Release Date Still Uncertain for Home Health CoP Guidelines
Home health agencies have been anxiously awaiting the final interpretive guidelines (IGs) for sweeping new Medicare regulations that took effect less than a week ago. The uncertainty over the release date for the IGs will last a while longer.
The final draft of the IGs is in the clearance process, but no official release date has been set, according to a Centers for Medicare & Medicaid Services (CMS) official who spoke Wednesday on an Open Door Forum call with providers. That official said she was speaking to the best of her knowledge, given that no one from the IG team was on the call.
The guidance will offer more detail on how home health agencies can be compliant with the new Conditions of Participation (CoPs)—a comprehensive rule setting forth the requirements that a provider must meet to be certified for Medicare and Medicaid.

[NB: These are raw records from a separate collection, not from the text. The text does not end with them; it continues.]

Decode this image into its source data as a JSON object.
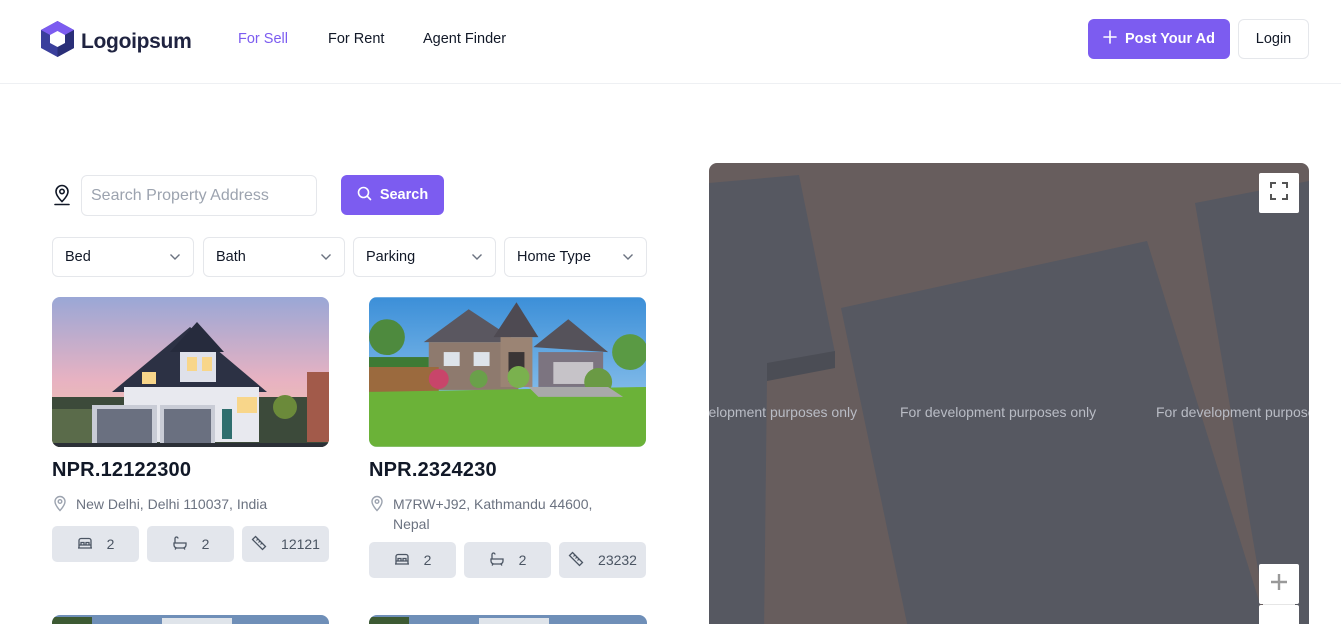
{
  "header": {
    "logo_text": "Logoipsum",
    "nav": [
      {
        "label": "For Sell",
        "active": true
      },
      {
        "label": "For Rent",
        "active": false
      },
      {
        "label": "Agent Finder",
        "active": false
      }
    ],
    "post_ad_label": "Post Your Ad",
    "login_label": "Login"
  },
  "search": {
    "placeholder": "Search Property Address",
    "value": "",
    "button_label": "Search"
  },
  "filters": [
    {
      "label": "Bed"
    },
    {
      "label": "Bath"
    },
    {
      "label": "Parking"
    },
    {
      "label": "Home Type"
    }
  ],
  "listings": [
    {
      "price": "NPR.12122300",
      "address": "New Delhi, Delhi 110037, India",
      "beds": "2",
      "baths": "2",
      "area": "12121"
    },
    {
      "price": "NPR.2324230",
      "address": "M7RW+J92, Kathmandu 44600, Nepal",
      "beds": "2",
      "baths": "2",
      "area": "23232"
    }
  ],
  "map": {
    "watermark": "For development purposes only"
  },
  "colors": {
    "accent": "#7c5cf0",
    "chip_bg": "#e3e6ec",
    "map_ground": "#675d5d",
    "map_block": "#565861"
  }
}
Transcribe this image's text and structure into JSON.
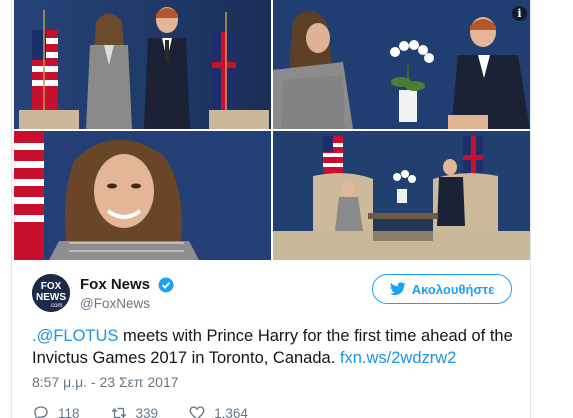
{
  "tweet": {
    "author": {
      "display_name": "Fox News",
      "screen_name": "@FoxNews",
      "avatar_text_top": "FOX",
      "avatar_text_mid": "NEWS",
      "avatar_text_bot": ".com",
      "verified": true
    },
    "follow_label": "Ακολουθήστε",
    "text": {
      "mention": ".@FLOTUS",
      "body": " meets with Prince Harry for the first time ahead of the Invictus Games 2017 in Toronto, Canada. ",
      "link": "fxn.ws/2wdzrw2"
    },
    "timestamp": "8:57 μ.μ. - 23 Σεπ 2017",
    "actions": {
      "replies": "118",
      "retweets": "339",
      "likes": "1.364"
    },
    "media_info_label": "i"
  },
  "colors": {
    "accent": "#1da1f2",
    "link": "#1b95e0",
    "muted": "#657786",
    "text": "#14171a"
  }
}
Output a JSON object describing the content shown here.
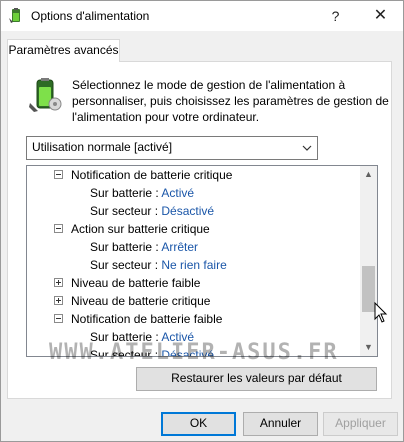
{
  "window": {
    "title": "Options d'alimentation",
    "help_glyph": "?",
    "close_glyph": "✕"
  },
  "tab": {
    "label": "Paramètres avancés"
  },
  "description": "Sélectionnez le mode de gestion de l'alimentation à personnaliser, puis choisissez les paramètres de gestion de l'alimentation pour votre ordinateur.",
  "plan_select": {
    "value": "Utilisation normale [activé]"
  },
  "tree": {
    "items": [
      {
        "type": "category",
        "expanded": true,
        "label": "Notification de batterie critique"
      },
      {
        "type": "setting",
        "label": "Sur batterie :",
        "value": "Activé"
      },
      {
        "type": "setting",
        "label": "Sur secteur :",
        "value": "Désactivé"
      },
      {
        "type": "category",
        "expanded": true,
        "label": "Action sur batterie critique"
      },
      {
        "type": "setting",
        "label": "Sur batterie :",
        "value": "Arrêter"
      },
      {
        "type": "setting",
        "label": "Sur secteur :",
        "value": "Ne rien faire"
      },
      {
        "type": "category",
        "expanded": false,
        "label": "Niveau de batterie faible"
      },
      {
        "type": "category",
        "expanded": false,
        "label": "Niveau de batterie critique"
      },
      {
        "type": "category",
        "expanded": true,
        "label": "Notification de batterie faible"
      },
      {
        "type": "setting",
        "label": "Sur batterie :",
        "value": "Activé"
      },
      {
        "type": "setting",
        "label": "Sur secteur :",
        "value": "Désactivé"
      }
    ],
    "scroll_position": 0.75
  },
  "watermark": "WWW.ATELIER-ASUS.FR",
  "buttons": {
    "restore": "Restaurer les valeurs par défaut",
    "ok": "OK",
    "cancel": "Annuler",
    "apply": "Appliquer"
  },
  "colors": {
    "value_link": "#1a56a8",
    "ok_border": "#0078d7",
    "disabled_text": "#a0a0a0"
  }
}
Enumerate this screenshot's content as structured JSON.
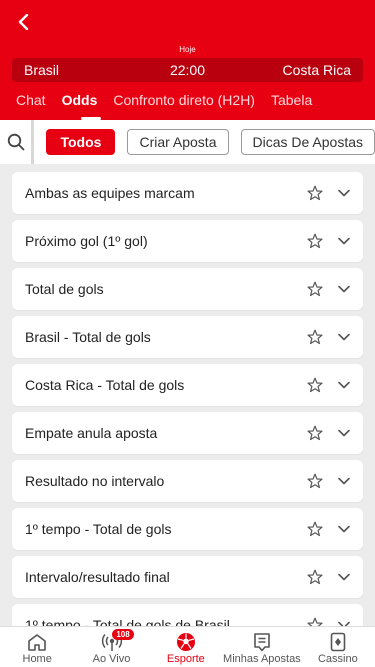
{
  "header": {
    "date_label": "Hoje",
    "home_team": "Brasil",
    "time": "22:00",
    "away_team": "Costa Rica"
  },
  "tabs": [
    {
      "label": "Chat"
    },
    {
      "label": "Odds"
    },
    {
      "label": "Confronto direto (H2H)"
    },
    {
      "label": "Tabela"
    }
  ],
  "filters": [
    {
      "label": "Todos"
    },
    {
      "label": "Criar Aposta"
    },
    {
      "label": "Dicas De Apostas"
    }
  ],
  "markets": [
    {
      "title": "Ambas as equipes marcam"
    },
    {
      "title": "Próximo gol (1º gol)"
    },
    {
      "title": "Total de gols"
    },
    {
      "title": "Brasil - Total de gols"
    },
    {
      "title": "Costa Rica - Total de gols"
    },
    {
      "title": "Empate anula aposta"
    },
    {
      "title": "Resultado no intervalo"
    },
    {
      "title": "1º tempo - Total de gols"
    },
    {
      "title": "Intervalo/resultado final"
    },
    {
      "title": "1º tempo - Total de gols de Brasil"
    }
  ],
  "bottom_nav": [
    {
      "label": "Home",
      "icon": "home-icon"
    },
    {
      "label": "Ao Vivo",
      "icon": "live-icon",
      "badge": "108"
    },
    {
      "label": "Esporte",
      "icon": "soccer-ball-icon"
    },
    {
      "label": "Minhas Apostas",
      "icon": "bet-slip-icon"
    },
    {
      "label": "Cassino",
      "icon": "cards-icon"
    }
  ],
  "colors": {
    "accent": "#e60012",
    "header_dark": "#b8000f",
    "background": "#ececec"
  }
}
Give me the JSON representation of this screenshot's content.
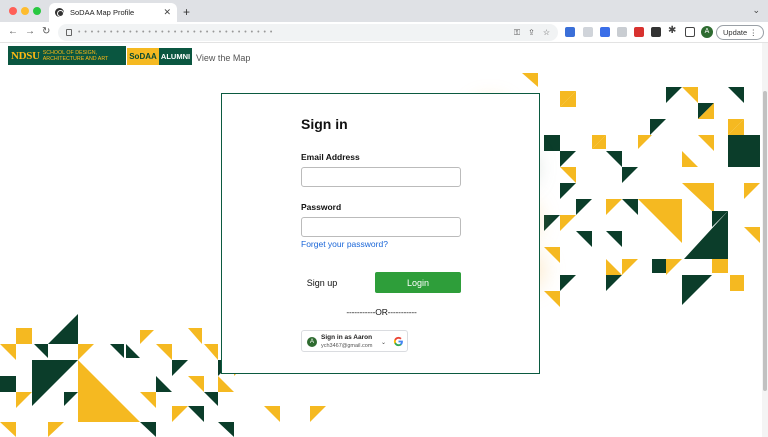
{
  "browser": {
    "tab_title": "SoDAA Map Profile",
    "tab_close": "✕",
    "new_tab": "+",
    "tab_menu": "⌄",
    "address_masked": "• • • • • • • • • • • • • • • • • • • • • • • • • • • • • • •",
    "update_label": "Update",
    "profile_initial": "A"
  },
  "header": {
    "ndsu_wordmark": "NDSU",
    "ndsu_sub_line1": "SCHOOL OF DESIGN,",
    "ndsu_sub_line2": "ARCHITECTURE AND ART",
    "sodaa_label": "SoDAA",
    "alumni_label": "ALUMNI",
    "view_map": "View the Map"
  },
  "login": {
    "title": "Sign in",
    "email_label": "Email Address",
    "email_value": "",
    "password_label": "Password",
    "password_value": "",
    "forget_link": "Forget your password?",
    "signup_label": "Sign up",
    "login_label": "Login",
    "or_separator": "-----------OR-----------"
  },
  "google_signin": {
    "avatar_initial": "A",
    "name_line": "Sign in as Aaron",
    "email_line": "ych3467@gmail.com",
    "chevron": "⌄"
  },
  "colors": {
    "ndsu_green": "#0a5640",
    "ndsu_gold": "#fdb913",
    "login_green": "#2e9e3a",
    "link_blue": "#1a66d8"
  }
}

While the final IGs are still forthcoming, a draft version has been released, and CMS has stressed that the Conditions of Participation rule itself—not the guidelines—will be used to determine compliance. Furthermore, providers have some breathing room, given that CMS will not be levying civil monetary penalties related to CoP compliance until Jan. 13, 2019.
Providers posed several CoP-related questions during Wednesday’s call. One topic that elicited discussion: whether agencies can charge for providing copies of a medical record to a patient or other people requesting that information.
Under the CoPs, a hard copy or electronic copy of information in a patient’s clinical record, including the plan of care, must be made available upon request to the patient or the patient’s representative within four business days, free of charge.
“Free of charge” means providers cannot charge for paper or administrative time in fulfilling these requests, CMS officials confirmed.
“It’s free of charge, period,” one agency official stated.
However, this applies to the patient or the patient’s representative, meaning someone making health care decisions on the patient’s behalf. If, say, an attorney or insurance company is the one requesting the information, it’s possible that the home health agency could still charge to provide the documentation.
Hospice CAHPS Discrepancies
Results from the Consumer Assessment of Healthcare Providers and Systems (CAHPS) survey are to be incorporated into the Hospice Compare website for the first time in February 2018. The CAHPS survey measures patient satisfaction with hospices. Providers have already received their preview CAHPS reports, and CMS has received both formal review requests and more general questions about them, agency representatives said on the Open Door Forum call.
One standout issue has been discrepancies between the CMS preview data and the data that providers are receiving from their vendors. These discrepancies are mainly due to the fact that vendor data does not reflect adjustments that CMS makes, which the agency says are meant to make comparisons between hospices fairer.
For instance, “mode adjustments” are made to account for differences in survey results that are related to how the responses were gathered—whether through mail, over the phone, or through a mixed mode.
These mode adjustments accounted for the majority of discrepancies that were reviewed, according to CMS.
Written by Tim Mullaney